===== Records for the exercise

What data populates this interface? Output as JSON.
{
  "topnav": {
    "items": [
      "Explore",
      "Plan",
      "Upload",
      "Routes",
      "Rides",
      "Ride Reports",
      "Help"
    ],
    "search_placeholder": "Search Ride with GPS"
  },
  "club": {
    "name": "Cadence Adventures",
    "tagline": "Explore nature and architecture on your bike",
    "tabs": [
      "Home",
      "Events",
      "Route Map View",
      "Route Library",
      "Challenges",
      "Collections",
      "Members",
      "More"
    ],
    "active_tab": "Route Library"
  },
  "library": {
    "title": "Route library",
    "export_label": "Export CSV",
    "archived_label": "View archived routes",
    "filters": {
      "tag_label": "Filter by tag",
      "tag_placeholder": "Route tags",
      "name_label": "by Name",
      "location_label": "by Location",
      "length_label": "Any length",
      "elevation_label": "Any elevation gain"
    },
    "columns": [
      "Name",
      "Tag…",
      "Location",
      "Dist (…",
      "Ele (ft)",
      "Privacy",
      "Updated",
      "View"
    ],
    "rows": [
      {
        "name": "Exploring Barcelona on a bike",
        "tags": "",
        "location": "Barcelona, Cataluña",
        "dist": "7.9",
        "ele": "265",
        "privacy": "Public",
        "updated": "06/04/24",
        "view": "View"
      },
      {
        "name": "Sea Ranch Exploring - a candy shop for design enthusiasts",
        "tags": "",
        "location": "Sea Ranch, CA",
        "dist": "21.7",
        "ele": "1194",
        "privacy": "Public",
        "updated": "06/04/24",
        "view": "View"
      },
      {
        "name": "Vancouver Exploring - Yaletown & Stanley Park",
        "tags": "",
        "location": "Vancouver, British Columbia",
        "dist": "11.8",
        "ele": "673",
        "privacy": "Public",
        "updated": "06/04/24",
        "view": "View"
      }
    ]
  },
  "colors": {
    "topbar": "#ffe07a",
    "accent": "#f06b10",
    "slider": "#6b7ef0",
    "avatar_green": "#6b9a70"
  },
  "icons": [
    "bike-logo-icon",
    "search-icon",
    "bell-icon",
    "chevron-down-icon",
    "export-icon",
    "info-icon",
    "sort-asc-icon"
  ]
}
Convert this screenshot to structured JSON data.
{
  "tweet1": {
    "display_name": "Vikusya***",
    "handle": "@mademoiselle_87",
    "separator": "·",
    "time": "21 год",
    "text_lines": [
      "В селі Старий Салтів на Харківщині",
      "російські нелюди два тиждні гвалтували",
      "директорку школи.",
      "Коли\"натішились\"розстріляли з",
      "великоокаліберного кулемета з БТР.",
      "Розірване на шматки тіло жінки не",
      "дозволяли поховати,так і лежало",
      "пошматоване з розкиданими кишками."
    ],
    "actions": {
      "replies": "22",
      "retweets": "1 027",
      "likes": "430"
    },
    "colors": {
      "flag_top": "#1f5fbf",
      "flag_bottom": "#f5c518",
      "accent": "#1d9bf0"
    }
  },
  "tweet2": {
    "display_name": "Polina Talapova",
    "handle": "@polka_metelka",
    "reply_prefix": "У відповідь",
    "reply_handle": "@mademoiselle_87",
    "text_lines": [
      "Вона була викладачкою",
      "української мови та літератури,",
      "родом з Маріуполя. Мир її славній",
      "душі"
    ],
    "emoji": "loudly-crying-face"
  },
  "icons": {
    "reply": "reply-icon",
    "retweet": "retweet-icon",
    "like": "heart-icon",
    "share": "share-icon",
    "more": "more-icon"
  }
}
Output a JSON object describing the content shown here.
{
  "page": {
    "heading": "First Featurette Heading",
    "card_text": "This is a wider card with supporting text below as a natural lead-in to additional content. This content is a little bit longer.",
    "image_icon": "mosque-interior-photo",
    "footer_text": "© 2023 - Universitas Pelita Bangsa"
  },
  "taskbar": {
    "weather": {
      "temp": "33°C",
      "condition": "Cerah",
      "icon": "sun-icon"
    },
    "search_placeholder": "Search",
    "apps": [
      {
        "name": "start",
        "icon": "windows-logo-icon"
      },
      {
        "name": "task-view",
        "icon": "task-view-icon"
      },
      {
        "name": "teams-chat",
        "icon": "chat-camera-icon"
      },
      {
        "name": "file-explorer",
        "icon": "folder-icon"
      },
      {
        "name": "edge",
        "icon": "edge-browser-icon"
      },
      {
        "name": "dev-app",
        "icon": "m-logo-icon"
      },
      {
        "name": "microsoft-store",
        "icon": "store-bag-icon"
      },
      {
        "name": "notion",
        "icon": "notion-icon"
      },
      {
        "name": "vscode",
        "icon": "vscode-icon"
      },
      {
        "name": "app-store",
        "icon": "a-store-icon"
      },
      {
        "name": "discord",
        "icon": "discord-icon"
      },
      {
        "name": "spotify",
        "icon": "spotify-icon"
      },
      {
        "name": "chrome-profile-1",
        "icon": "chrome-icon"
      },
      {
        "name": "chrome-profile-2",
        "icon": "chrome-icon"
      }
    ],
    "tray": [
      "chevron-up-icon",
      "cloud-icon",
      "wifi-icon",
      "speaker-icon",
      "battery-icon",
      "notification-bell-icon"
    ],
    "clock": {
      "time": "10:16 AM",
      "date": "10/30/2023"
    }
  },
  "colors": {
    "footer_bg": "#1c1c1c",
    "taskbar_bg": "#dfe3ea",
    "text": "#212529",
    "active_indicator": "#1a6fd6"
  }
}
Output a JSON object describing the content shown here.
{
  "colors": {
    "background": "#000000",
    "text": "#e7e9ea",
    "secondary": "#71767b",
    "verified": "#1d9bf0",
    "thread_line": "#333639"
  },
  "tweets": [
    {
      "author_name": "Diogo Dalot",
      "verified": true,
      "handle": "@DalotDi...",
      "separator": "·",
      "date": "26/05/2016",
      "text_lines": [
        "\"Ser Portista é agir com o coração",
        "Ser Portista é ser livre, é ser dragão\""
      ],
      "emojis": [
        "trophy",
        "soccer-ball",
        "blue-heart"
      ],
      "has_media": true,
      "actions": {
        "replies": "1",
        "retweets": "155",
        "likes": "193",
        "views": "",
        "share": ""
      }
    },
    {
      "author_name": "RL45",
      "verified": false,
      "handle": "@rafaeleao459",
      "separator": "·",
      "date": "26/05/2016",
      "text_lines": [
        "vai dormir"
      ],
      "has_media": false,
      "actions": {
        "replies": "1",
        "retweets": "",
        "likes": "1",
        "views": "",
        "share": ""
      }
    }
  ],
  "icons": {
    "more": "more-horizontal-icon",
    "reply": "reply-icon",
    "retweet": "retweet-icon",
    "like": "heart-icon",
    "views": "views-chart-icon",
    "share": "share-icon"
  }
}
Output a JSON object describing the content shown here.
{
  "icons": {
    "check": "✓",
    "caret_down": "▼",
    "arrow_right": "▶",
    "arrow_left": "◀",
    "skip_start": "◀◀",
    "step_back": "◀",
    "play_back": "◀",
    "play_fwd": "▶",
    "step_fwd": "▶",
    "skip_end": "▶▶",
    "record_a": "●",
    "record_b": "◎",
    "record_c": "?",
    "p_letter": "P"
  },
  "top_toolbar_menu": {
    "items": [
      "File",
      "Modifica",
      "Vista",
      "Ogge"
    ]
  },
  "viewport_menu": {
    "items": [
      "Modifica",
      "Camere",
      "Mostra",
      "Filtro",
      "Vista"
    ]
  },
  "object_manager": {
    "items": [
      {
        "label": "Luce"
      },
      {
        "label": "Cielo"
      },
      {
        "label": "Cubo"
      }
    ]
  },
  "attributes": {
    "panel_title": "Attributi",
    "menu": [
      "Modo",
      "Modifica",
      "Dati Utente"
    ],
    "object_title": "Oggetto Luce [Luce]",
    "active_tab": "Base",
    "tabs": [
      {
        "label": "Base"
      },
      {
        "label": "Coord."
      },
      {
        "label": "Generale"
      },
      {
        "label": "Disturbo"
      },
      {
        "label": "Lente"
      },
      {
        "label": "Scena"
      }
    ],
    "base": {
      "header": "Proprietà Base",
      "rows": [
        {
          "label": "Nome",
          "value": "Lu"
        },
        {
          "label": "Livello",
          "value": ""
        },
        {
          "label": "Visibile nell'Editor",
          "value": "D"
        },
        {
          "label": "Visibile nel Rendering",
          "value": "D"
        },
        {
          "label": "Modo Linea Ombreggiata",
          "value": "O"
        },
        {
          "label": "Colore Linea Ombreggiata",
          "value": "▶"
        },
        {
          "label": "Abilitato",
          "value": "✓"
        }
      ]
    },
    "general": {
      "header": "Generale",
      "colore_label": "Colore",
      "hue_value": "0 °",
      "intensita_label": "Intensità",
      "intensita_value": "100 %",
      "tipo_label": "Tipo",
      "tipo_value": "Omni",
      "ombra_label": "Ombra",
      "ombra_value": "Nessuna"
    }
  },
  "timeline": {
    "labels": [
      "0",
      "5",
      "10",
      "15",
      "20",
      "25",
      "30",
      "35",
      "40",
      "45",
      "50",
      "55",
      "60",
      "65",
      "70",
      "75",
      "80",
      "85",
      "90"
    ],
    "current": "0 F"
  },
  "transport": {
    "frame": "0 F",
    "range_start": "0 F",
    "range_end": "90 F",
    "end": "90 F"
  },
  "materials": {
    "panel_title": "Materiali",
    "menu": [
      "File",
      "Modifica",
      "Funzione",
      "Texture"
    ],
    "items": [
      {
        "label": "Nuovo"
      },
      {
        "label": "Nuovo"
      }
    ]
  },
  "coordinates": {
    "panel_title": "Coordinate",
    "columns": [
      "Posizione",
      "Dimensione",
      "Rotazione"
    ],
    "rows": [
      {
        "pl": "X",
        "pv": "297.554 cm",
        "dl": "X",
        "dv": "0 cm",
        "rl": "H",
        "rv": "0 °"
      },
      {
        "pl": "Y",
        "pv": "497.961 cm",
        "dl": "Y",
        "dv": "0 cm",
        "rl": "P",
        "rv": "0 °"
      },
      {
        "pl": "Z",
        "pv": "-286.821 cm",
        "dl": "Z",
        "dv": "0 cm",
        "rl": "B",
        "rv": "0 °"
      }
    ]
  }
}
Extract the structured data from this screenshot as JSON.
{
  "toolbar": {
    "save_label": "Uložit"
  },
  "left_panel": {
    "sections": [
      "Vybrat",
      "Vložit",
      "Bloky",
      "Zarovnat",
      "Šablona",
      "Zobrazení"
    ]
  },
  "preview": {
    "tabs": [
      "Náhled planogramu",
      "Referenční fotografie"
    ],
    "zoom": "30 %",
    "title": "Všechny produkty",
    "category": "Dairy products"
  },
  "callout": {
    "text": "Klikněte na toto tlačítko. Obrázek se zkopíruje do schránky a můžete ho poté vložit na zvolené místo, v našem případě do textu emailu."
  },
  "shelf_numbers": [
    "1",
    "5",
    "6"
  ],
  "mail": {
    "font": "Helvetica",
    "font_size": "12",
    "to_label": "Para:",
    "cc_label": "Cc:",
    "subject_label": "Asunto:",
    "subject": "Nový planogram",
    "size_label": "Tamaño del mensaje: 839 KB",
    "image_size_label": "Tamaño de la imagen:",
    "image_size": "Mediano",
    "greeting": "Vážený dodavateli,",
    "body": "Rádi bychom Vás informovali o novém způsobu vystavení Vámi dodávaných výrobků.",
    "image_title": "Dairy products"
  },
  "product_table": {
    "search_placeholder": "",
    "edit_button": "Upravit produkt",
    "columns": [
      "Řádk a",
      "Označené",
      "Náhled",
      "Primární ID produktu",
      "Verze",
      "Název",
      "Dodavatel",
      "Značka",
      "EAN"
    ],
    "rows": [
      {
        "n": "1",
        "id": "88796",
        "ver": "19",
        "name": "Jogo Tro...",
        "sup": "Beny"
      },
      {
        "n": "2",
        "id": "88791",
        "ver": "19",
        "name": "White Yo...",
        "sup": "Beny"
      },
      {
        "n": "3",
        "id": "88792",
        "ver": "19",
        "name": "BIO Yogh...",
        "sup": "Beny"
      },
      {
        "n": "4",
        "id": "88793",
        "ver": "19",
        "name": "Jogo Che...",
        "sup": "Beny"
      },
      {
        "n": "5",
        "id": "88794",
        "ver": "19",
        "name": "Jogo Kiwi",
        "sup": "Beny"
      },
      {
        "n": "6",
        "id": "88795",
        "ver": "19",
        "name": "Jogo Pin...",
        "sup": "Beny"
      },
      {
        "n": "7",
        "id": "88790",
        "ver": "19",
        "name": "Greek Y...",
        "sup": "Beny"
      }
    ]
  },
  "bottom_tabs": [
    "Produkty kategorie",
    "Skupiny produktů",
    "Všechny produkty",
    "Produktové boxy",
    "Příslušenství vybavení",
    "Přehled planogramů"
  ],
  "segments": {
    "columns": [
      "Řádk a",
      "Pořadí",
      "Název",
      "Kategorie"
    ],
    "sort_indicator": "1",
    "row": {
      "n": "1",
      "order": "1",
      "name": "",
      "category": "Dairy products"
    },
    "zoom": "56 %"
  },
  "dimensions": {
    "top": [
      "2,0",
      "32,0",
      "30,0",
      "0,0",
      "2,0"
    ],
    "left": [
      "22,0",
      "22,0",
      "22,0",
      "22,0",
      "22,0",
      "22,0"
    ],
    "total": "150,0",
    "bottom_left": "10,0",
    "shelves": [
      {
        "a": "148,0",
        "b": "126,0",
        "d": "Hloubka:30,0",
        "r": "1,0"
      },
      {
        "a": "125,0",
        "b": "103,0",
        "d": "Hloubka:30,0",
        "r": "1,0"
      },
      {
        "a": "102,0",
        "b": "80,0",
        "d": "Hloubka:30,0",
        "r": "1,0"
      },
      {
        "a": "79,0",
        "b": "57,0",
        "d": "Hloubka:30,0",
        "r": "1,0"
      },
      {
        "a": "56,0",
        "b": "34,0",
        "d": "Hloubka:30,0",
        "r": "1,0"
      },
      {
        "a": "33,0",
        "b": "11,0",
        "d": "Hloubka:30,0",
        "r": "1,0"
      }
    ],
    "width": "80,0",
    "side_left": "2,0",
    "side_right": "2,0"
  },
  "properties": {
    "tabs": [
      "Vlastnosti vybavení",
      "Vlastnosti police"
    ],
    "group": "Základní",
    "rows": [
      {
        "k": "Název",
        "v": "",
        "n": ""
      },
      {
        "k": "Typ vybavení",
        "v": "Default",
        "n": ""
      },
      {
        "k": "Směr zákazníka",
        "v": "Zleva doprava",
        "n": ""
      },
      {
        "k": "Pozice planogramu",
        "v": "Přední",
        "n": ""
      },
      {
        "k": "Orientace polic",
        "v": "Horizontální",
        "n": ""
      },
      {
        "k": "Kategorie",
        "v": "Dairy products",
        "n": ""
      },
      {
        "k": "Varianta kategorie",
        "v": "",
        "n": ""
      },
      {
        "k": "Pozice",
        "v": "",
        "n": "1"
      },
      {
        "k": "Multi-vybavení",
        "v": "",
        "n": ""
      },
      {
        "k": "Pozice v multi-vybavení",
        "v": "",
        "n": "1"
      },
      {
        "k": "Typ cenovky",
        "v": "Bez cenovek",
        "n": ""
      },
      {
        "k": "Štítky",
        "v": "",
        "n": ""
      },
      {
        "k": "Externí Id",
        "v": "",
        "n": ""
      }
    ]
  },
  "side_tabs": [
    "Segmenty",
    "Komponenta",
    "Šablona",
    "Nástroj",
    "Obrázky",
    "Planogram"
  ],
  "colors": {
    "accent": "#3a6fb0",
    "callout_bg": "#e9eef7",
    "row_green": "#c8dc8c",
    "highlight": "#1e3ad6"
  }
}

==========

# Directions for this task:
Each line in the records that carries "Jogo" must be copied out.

# Written solution:
        "name": "Jogo Tro...",
        "name": "Jogo Che...",
        "name": "Jogo Kiwi",
        "name": "Jogo Pin...",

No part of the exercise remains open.